Chris Dickman, a University of Sydney ecologyst, estimated that the bushfires affected more than 1 billion animals, harming their populations and destroying their habitats. 

“The 480 million estimate was made a couple of weeks ago, and the fires have now burnt over a large area of the further country. That means over 800 million mammals, birds and reptiles have been affected by the fires. Australiawide, it’s probably over a billion,” Dickman said in an interview with NPR News America. “I think there’s nothing quite to compare with the devastation that’s going on over such a large area so quickly. It’s a monstrous event in terms of geography and the number of individual animals affected.”

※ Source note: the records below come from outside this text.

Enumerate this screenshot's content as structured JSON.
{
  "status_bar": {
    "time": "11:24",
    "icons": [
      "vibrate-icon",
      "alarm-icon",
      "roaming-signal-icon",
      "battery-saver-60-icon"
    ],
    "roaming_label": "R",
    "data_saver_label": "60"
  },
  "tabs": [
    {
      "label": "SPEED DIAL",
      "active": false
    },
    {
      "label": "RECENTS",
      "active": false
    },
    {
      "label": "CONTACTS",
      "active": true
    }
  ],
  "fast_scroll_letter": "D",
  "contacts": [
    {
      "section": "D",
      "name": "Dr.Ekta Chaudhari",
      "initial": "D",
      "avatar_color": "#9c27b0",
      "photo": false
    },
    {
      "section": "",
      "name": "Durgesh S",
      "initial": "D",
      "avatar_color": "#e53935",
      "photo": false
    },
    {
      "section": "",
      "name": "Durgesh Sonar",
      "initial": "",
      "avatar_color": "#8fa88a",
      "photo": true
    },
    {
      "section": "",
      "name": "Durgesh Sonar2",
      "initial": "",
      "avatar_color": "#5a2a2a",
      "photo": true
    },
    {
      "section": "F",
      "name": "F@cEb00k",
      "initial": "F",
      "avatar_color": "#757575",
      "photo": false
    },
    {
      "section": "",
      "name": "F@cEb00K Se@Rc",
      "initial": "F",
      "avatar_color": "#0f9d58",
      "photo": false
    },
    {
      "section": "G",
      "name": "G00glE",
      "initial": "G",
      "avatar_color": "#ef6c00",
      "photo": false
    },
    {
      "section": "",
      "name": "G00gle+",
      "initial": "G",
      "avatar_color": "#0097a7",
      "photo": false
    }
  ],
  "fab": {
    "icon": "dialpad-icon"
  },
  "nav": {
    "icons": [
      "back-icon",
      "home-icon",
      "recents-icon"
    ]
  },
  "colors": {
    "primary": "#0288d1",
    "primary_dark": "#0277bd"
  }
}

The fires have decimated the wildlife population and led many abundant species to the brink of extinction. Many people around the world have donated money to various animal hospitals and firefighters around Australia,  but many indigenous people are losing their homes also.

Animals and thousands of the indigenous people are losing their homes, also animals are more important to their culture,” Sophie Papp, ‘22, said.

Animals and thousands of the indigenous people are losing their homes, also animals are more important to their culture.”

— Sophie Papp, ‘22

The wild koala population in Australia in 2018 was estimated by the Australian Koala Foundation to be between 47,000 to 85,000 koalas. Today the estimated koala population is between 10,000 and 40,000. 

Many wildlife hospitals have been rescuing animals and helping them recover from mainly burns and dehydration. The Australian Koala Hospital posted on their website updates on certain koalas and their recoveries, hoping for “adoptions”. 

Koala adoptions are very popular in Australia, a process where  people “adopt” a koala by paying for their necessities while they live in an animal sanctuary. Prices vary from $40.00 to $80.00 depending on the age and necessities of the koala. 

The Cincinnati Zoo is teaming up with Cincy shirts to help the Australian Wildlife, making customized t-shirts with Fiona the Hippo. The shirts were illustrated by Cincinnati artist Loren Long and retail for $25.  All proceeds will go to Zoos Victoria’s Bushfire Emergency Wildlife Fund. The zoo will donate an additional $5,000 to all the money raised. The funds will be used for critical care and long-term recovery of Australian wildlife, Cincy Shirts wrote on its website.